Extracted records:

* * *

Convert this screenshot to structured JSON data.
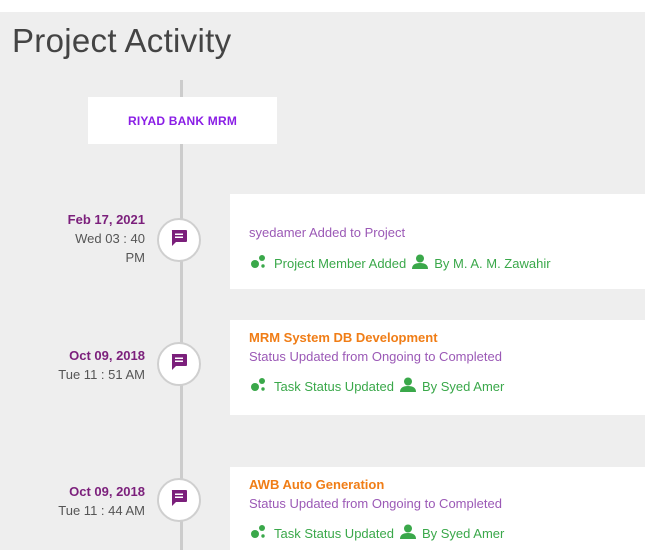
{
  "page": {
    "title": "Project Activity"
  },
  "project": {
    "name": "RIYAD BANK MRM"
  },
  "entries": [
    {
      "date": "Feb 17, 2021",
      "time": "Wed 03 : 40",
      "time2": "PM",
      "title": "",
      "text": "syedamer Added to Project",
      "activity": "Project Member Added",
      "by": "By M. A. M. Zawahir"
    },
    {
      "date": "Oct 09, 2018",
      "time": "Tue 11 : 51 AM",
      "title": "MRM System DB Development",
      "text": "Status Updated from Ongoing to Completed",
      "activity": "Task Status Updated",
      "by": "By Syed Amer"
    },
    {
      "date": "Oct 09, 2018",
      "time": "Tue 11 : 44 AM",
      "title": "AWB Auto Generation",
      "text": "Status Updated from Ongoing to Completed",
      "activity": "Task Status Updated",
      "by": "By Syed Amer"
    }
  ],
  "colors": {
    "accent_purple": "#7b1f7b",
    "project_name": "#8a1ee6",
    "title_orange": "#f07d16",
    "text_purple": "#9b59b6",
    "meta_green": "#3aa84a"
  },
  "icons": {
    "node": "comment-icon",
    "activity": "dots-icon",
    "user": "user-icon"
  }
}
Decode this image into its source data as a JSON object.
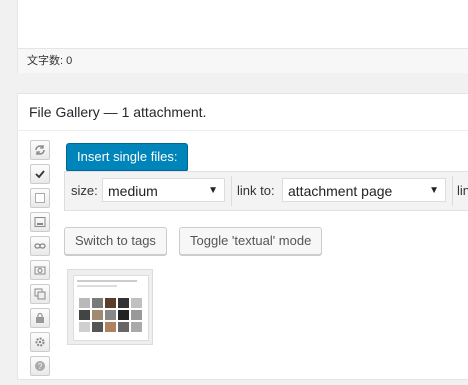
{
  "editor": {
    "word_count_label": "文字数: 0"
  },
  "gallery": {
    "title": "File Gallery — 1 attachment.",
    "insert_button": "Insert single files:",
    "size_label": "size:",
    "size_value": "medium",
    "link_label": "link to:",
    "link_value": "attachment page",
    "trailing_label": "lin",
    "switch_tags_button": "Switch to tags",
    "toggle_mode_button": "Toggle 'textual' mode",
    "toolbar_icons": [
      "refresh-icon",
      "checkbox-checked-icon",
      "checkbox-empty-icon",
      "media-insert-icon",
      "link-icon",
      "camera-icon",
      "copy-icon",
      "lock-icon",
      "gear-icon",
      "help-icon"
    ]
  },
  "colors": {
    "primary_button": "#0085ba",
    "background": "#f1f1f1"
  }
}
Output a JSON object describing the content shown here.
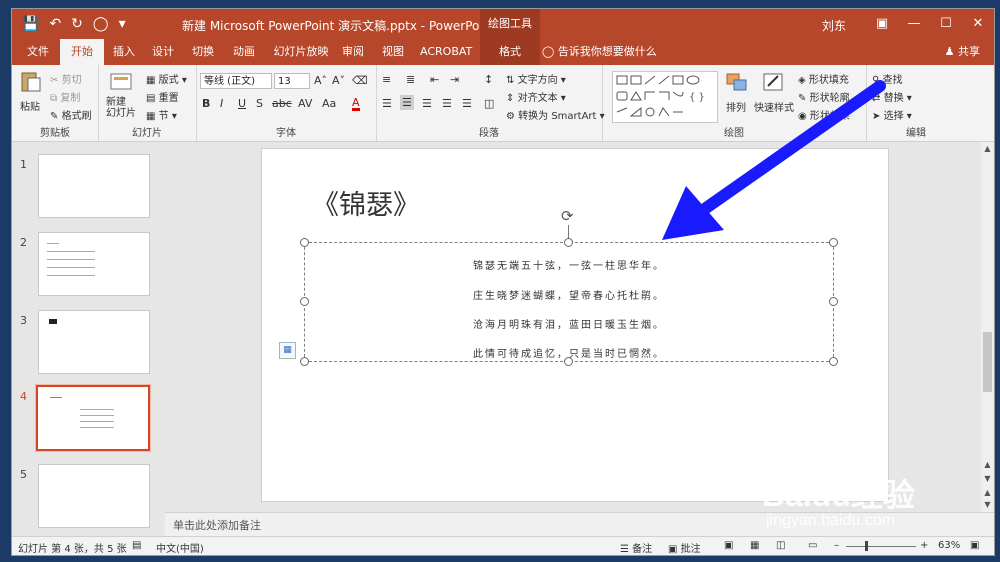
{
  "titlebar": {
    "document_title": "新建 Microsoft PowerPoint 演示文稿.pptx  -  PowerPoint",
    "context_tool": "绘图工具",
    "user": "刘东"
  },
  "tabs": [
    "文件",
    "开始",
    "插入",
    "设计",
    "切换",
    "动画",
    "幻灯片放映",
    "审阅",
    "视图",
    "ACROBAT",
    "格式"
  ],
  "active_tab": "开始",
  "tell_me": "告诉我你想要做什么",
  "share": "共享",
  "ribbon": {
    "clipboard": {
      "label": "剪贴板",
      "paste": "粘贴",
      "cut": "剪切",
      "copy": "复制",
      "format_painter": "格式刷"
    },
    "slides": {
      "label": "幻灯片",
      "new_slide": "新建\n幻灯片",
      "layout": "版式",
      "reset": "重置",
      "section": "节"
    },
    "font": {
      "label": "字体",
      "font_name": "等线 (正文)",
      "font_size": "13"
    },
    "paragraph": {
      "label": "段落",
      "text_direction": "文字方向",
      "align_text": "对齐文本",
      "smartart": "转换为 SmartArt"
    },
    "drawing": {
      "label": "绘图",
      "arrange": "排列",
      "quick_styles": "快速样式",
      "shape_fill": "形状填充",
      "shape_outline": "形状轮廓",
      "shape_effects": "形状效果"
    },
    "editing": {
      "label": "编辑",
      "find": "查找",
      "replace": "替换",
      "select": "选择"
    }
  },
  "thumbnails": [
    {
      "num": "1"
    },
    {
      "num": "2"
    },
    {
      "num": "3"
    },
    {
      "num": "4"
    },
    {
      "num": "5"
    }
  ],
  "active_slide": 4,
  "slide": {
    "title": "《锦瑟》",
    "poem": [
      "锦瑟无端五十弦，一弦一柱思华年。",
      "庄生晓梦迷蝴蝶，望帝春心托杜鹃。",
      "沧海月明珠有泪，蓝田日暖玉生烟。",
      "此情可待成追忆，只是当时已惘然。"
    ]
  },
  "notes_placeholder": "单击此处添加备注",
  "status": {
    "slide_info": "幻灯片 第 4 张，共 5 张",
    "language": "中文(中国)",
    "notes": "备注",
    "comments": "批注",
    "zoom": "63%"
  },
  "watermark": {
    "brand": "Baidu经验",
    "url": "jingyan.baidu.com"
  },
  "colors": {
    "accent": "#b7472a",
    "arrow": "#1a1aff",
    "active_thumb": "#d24726"
  }
}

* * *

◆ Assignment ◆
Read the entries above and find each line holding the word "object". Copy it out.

◆ Response to this task ◆
Decode this image into its source data as a JSON object.
Output a JSON object describing the content shown here.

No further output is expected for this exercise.